Tuesday, November 8, 2011

A Note on Law For a Change, Specifically S. 13(8) of the 2002, Limitatiions Act of Ontario

An adpated note from me to someone (with names and facts being changed to ensure anonymity and confidentiality):

...You'll recall our discussion and my previous email to you about the law that a payment on account starts the time running afresh for limitation period purposes concerning suing on an account.

Attached as scanned is the relevant section 13 from the Ontario 2002, Limitations Act.

Section 13 codifies the rule of acknowledgment, which in the case of payments on account has been put in these terms:

...It is familiar law that a payment by a debtor to his creditor, from which a new promise to pay may be inferred, has the effect of starting afresh the running of a period of limitation...

Note subsection 8 of section 13.

The $2,795.88 "payment" is shown on your August 4, 2011 statement.

What's intriguing in all this is the phrase "...from which a new promise to pay may be inferred..."

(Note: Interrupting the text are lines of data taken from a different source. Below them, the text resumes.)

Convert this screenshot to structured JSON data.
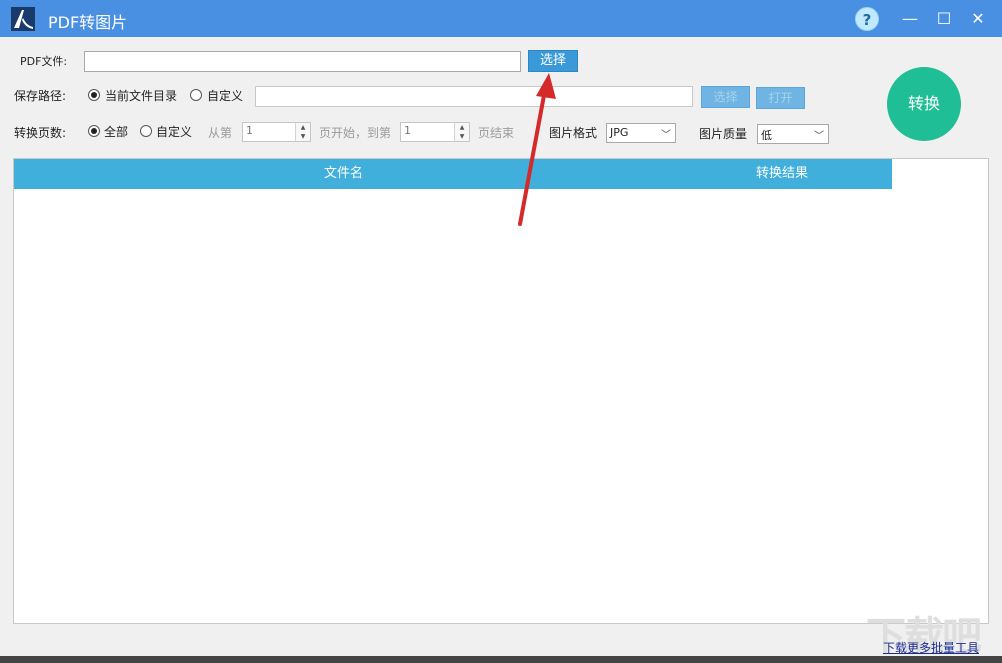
{
  "window": {
    "title": "PDF转图片",
    "help_glyph": "?",
    "minimize_glyph": "—",
    "maximize_glyph": "☐",
    "close_glyph": "✕"
  },
  "pdf_file": {
    "label": "PDF文件:",
    "value": "",
    "select_label": "选择"
  },
  "save_path": {
    "label": "保存路径:",
    "option_current": "当前文件目录",
    "option_custom": "自定义",
    "selected": "当前文件目录",
    "path_value": "",
    "select_label": "选择",
    "open_label": "打开"
  },
  "pages": {
    "label": "转换页数:",
    "option_all": "全部",
    "option_custom": "自定义",
    "selected": "全部",
    "from_label": "从第",
    "from_value": "1",
    "mid_label": "页开始，到第",
    "to_value": "1",
    "end_label": "页结束"
  },
  "format": {
    "label": "图片格式",
    "value": "JPG"
  },
  "quality": {
    "label": "图片质量",
    "value": "低"
  },
  "convert_label": "转换",
  "table": {
    "columns": [
      "文件名",
      "转换结果"
    ],
    "rows": []
  },
  "footer": {
    "link_text": "下载更多批量工具",
    "watermark": "下载吧"
  },
  "colors": {
    "titlebar": "#4a90e2",
    "button": "#3a9ad9",
    "convert": "#1fbe96",
    "table_header": "#41afdc",
    "annotation_arrow": "#d42a2a"
  },
  "icons": {
    "logo": "pdf-app-logo-icon",
    "help": "help-icon",
    "minimize": "minimize-icon",
    "maximize": "maximize-icon",
    "close": "close-icon",
    "annotation": "red-arrow-annotation"
  }
}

It may be arguable that that phrase does away with any payment necessarily being an acknowledgement for the purposes of s. 13(8). It may be argued that it's a factual question whether "a new promise to pay may be inferred," and that that inference has to be drawn from all the evidence. So if the payment came from Brunhilda's own account and was a payment in error, I can see an argument for not being able to infer a promise to pay here. In that case the plaintiff is stuck.

And that argument fits with the rationale for the rule of acknowledgement, which is that treating a debt as live and owing displaces the the rationales for limitation periods, being: the varieties of prejudice in stale cases caused by the passage of time; and the social interest in the timely prosecution of claims.

A problem you might face in all this is that limitation periods are perceived as "technical" defences and if courts can in good, or not so good, conscience avoid applying them, they'll sometimes be happy not to apply them. Which is to say, courts generally don't like people evading their obligations on technicalities.

No comments:

Post a Comment